**WHAT THE EXERCISE ASKS**
Repeat the data verbatim.

**MATERIAL FOR THIS TASK**
- - - - - - -
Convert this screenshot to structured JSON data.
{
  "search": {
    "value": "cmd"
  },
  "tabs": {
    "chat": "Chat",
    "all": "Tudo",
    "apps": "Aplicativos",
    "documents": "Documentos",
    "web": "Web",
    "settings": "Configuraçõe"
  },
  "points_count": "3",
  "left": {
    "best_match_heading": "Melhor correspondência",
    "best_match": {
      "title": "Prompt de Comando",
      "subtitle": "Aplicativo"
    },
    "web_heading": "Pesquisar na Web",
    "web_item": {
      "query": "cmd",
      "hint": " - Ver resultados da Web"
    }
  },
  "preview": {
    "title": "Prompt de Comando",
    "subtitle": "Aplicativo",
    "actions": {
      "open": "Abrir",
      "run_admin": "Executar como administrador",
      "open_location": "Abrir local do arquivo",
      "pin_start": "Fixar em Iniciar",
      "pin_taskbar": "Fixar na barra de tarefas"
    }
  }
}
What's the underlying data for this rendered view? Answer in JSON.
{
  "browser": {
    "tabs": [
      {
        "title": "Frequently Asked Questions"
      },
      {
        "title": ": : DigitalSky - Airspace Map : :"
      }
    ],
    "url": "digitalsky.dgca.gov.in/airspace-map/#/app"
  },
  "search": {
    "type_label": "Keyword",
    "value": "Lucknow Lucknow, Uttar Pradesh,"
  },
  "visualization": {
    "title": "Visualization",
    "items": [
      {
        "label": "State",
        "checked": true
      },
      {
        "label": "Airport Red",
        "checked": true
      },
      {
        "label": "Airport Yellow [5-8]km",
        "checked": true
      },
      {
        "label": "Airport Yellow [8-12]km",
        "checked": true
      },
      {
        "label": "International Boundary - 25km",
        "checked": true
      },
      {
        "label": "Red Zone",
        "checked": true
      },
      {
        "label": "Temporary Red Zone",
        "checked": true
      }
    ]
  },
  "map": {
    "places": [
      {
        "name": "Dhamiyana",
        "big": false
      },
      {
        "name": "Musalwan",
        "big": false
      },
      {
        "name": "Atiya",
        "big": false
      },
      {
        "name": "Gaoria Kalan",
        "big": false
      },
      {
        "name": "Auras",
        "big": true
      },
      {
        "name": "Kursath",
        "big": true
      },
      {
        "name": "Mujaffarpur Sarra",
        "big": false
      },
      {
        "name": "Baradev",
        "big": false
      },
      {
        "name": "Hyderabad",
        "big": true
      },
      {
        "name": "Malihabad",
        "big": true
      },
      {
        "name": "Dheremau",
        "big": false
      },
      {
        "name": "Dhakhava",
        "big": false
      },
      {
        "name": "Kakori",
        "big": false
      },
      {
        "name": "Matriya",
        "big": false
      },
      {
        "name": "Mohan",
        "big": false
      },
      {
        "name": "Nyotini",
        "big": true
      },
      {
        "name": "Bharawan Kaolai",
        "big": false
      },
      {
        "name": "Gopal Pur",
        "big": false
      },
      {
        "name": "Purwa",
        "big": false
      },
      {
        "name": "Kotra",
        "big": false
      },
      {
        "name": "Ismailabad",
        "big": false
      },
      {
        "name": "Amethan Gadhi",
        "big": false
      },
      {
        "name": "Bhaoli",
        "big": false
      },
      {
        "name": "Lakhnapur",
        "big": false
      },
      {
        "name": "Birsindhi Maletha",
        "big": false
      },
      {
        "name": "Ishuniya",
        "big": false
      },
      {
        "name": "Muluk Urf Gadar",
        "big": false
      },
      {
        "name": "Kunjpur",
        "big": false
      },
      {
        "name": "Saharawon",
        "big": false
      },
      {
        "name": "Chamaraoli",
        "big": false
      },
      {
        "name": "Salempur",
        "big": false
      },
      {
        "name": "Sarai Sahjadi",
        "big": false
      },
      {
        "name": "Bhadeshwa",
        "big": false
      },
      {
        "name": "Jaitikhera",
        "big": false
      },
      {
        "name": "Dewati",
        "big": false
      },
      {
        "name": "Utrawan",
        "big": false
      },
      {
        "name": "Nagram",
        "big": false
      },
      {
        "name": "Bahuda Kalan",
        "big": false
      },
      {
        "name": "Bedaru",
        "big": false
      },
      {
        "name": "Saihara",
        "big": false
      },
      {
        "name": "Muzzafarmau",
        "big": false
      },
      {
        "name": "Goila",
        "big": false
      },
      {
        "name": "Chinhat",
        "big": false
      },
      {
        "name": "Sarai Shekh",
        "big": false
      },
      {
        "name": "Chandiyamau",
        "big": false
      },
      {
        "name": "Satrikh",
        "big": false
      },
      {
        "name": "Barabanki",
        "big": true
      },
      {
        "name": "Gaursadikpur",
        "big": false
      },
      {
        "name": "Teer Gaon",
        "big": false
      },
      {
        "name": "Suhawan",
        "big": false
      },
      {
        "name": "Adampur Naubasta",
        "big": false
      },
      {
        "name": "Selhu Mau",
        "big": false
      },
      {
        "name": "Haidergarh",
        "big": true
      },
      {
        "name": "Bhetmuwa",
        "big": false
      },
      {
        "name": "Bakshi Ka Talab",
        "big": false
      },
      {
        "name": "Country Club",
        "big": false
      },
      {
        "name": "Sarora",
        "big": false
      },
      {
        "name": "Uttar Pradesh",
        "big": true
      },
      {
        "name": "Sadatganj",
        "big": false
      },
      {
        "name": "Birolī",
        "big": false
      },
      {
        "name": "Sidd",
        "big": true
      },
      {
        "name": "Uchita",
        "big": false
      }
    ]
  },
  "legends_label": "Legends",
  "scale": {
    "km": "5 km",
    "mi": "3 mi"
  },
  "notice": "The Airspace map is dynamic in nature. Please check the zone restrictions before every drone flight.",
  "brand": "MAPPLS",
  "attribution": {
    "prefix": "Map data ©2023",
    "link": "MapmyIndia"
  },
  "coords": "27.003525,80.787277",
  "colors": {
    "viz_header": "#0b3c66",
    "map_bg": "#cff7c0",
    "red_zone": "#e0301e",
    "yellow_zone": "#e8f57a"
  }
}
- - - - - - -
**RESULT FOR THIS TASK**
Convert this screenshot to structured JSON data.
{
  "search": {
    "value": "cmd"
  },
  "tabs": {
    "chat": "Chat",
    "all": "Tudo",
    "apps": "Aplicativos",
    "documents": "Documentos",
    "web": "Web",
    "settings": "Configuraçõe"
  },
  "points_count": "3",
  "left": {
    "best_match_heading": "Melhor correspondência",
    "best_match": {
      "title": "Prompt de Comando",
      "subtitle": "Aplicativo"
    },
    "web_heading": "Pesquisar na Web",
    "web_item": {
      "query": "cmd",
      "hint": " - Ver resultados da Web"
    }
  },
  "preview": {
    "title": "Prompt de Comando",
    "subtitle": "Aplicativo",
    "actions": {
      "open": "Abrir",
      "run_admin": "Executar como administrador",
      "open_location": "Abrir local do arquivo",
      "pin_start": "Fixar em Iniciar",
      "pin_taskbar": "Fixar na barra de tarefas"
    }
  }
}
What's the underlying data for this rendered view? Answer in JSON.
{
  "browser": {
    "tabs": [
      {
        "title": "Frequently Asked Questions"
      },
      {
        "title": ": : DigitalSky - Airspace Map : :"
      }
    ],
    "url": "digitalsky.dgca.gov.in/airspace-map/#/app"
  },
  "search": {
    "type_label": "Keyword",
    "value": "Lucknow Lucknow, Uttar Pradesh,"
  },
  "visualization": {
    "title": "Visualization",
    "items": [
      {
        "label": "State",
        "checked": true
      },
      {
        "label": "Airport Red",
        "checked": true
      },
      {
        "label": "Airport Yellow [5-8]km",
        "checked": true
      },
      {
        "label": "Airport Yellow [8-12]km",
        "checked": true
      },
      {
        "label": "International Boundary - 25km",
        "checked": true
      },
      {
        "label": "Red Zone",
        "checked": true
      },
      {
        "label": "Temporary Red Zone",
        "checked": true
      }
    ]
  },
  "map": {
    "places": [
      {
        "name": "Dhamiyana",
        "big": false
      },
      {
        "name": "Musalwan",
        "big": false
      },
      {
        "name": "Atiya",
        "big": false
      },
      {
        "name": "Gaoria Kalan",
        "big": false
      },
      {
        "name": "Auras",
        "big": true
      },
      {
        "name": "Kursath",
        "big": true
      },
      {
        "name": "Mujaffarpur Sarra",
        "big": false
      },
      {
        "name": "Baradev",
        "big": false
      },
      {
        "name": "Hyderabad",
        "big": true
      },
      {
        "name": "Malihabad",
        "big": true
      },
      {
        "name": "Dheremau",
        "big": false
      },
      {
        "name": "Dhakhava",
        "big": false
      },
      {
        "name": "Kakori",
        "big": false
      },
      {
        "name": "Matriya",
        "big": false
      },
      {
        "name": "Mohan",
        "big": false
      },
      {
        "name": "Nyotini",
        "big": true
      },
      {
        "name": "Bharawan Kaolai",
        "big": false
      },
      {
        "name": "Gopal Pur",
        "big": false
      },
      {
        "name": "Purwa",
        "big": false
      },
      {
        "name": "Kotra",
        "big": false
      },
      {
        "name": "Ismailabad",
        "big": false
      },
      {
        "name": "Amethan Gadhi",
        "big": false
      },
      {
        "name": "Bhaoli",
        "big": false
      },
      {
        "name": "Lakhnapur",
        "big": false
      },
      {
        "name": "Birsindhi Maletha",
        "big": false
      },
      {
        "name": "Ishuniya",
        "big": false
      },
      {
        "name": "Muluk Urf Gadar",
        "big": false
      },
      {
        "name": "Kunjpur",
        "big": false
      },
      {
        "name": "Saharawon",
        "big": false
      },
      {
        "name": "Chamaraoli",
        "big": false
      },
      {
        "name": "Salempur",
        "big": false
      },
      {
        "name": "Sarai Sahjadi",
        "big": false
      },
      {
        "name": "Bhadeshwa",
        "big": false
      },
      {
        "name": "Jaitikhera",
        "big": false
      },
      {
        "name": "Dewati",
        "big": false
      },
      {
        "name": "Utrawan",
        "big": false
      },
      {
        "name": "Nagram",
        "big": false
      },
      {
        "name": "Bahuda Kalan",
        "big": false
      },
      {
        "name": "Bedaru",
        "big": false
      },
      {
        "name": "Saihara",
        "big": false
      },
      {
        "name": "Muzzafarmau",
        "big": false
      },
      {
        "name": "Goila",
        "big": false
      },
      {
        "name": "Chinhat",
        "big": false
      },
      {
        "name": "Sarai Shekh",
        "big": false
      },
      {
        "name": "Chandiyamau",
        "big": false
      },
      {
        "name": "Satrikh",
        "big": false
      },
      {
        "name": "Barabanki",
        "big": true
      },
      {
        "name": "Gaursadikpur",
        "big": false
      },
      {
        "name": "Teer Gaon",
        "big": false
      },
      {
        "name": "Suhawan",
        "big": false
      },
      {
        "name": "Adampur Naubasta",
        "big": false
      },
      {
        "name": "Selhu Mau",
        "big": false
      },
      {
        "name": "Haidergarh",
        "big": true
      },
      {
        "name": "Bhetmuwa",
        "big": false
      },
      {
        "name": "Bakshi Ka Talab",
        "big": false
      },
      {
        "name": "Country Club",
        "big": false
      },
      {
        "name": "Sarora",
        "big": false
      },
      {
        "name": "Uttar Pradesh",
        "big": true
      },
      {
        "name": "Sadatganj",
        "big": false
      },
      {
        "name": "Birolī",
        "big": false
      },
      {
        "name": "Sidd",
        "big": true
      },
      {
        "name": "Uchita",
        "big": false
      }
    ]
  },
  "legends_label": "Legends",
  "scale": {
    "km": "5 km",
    "mi": "3 mi"
  },
  "notice": "The Airspace map is dynamic in nature. Please check the zone restrictions before every drone flight.",
  "brand": "MAPPLS",
  "attribution": {
    "prefix": "Map data ©2023",
    "link": "MapmyIndia"
  },
  "coords": "27.003525,80.787277",
  "colors": {
    "viz_header": "#0b3c66",
    "map_bg": "#cff7c0",
    "red_zone": "#e0301e",
    "yellow_zone": "#e8f57a"
  }
}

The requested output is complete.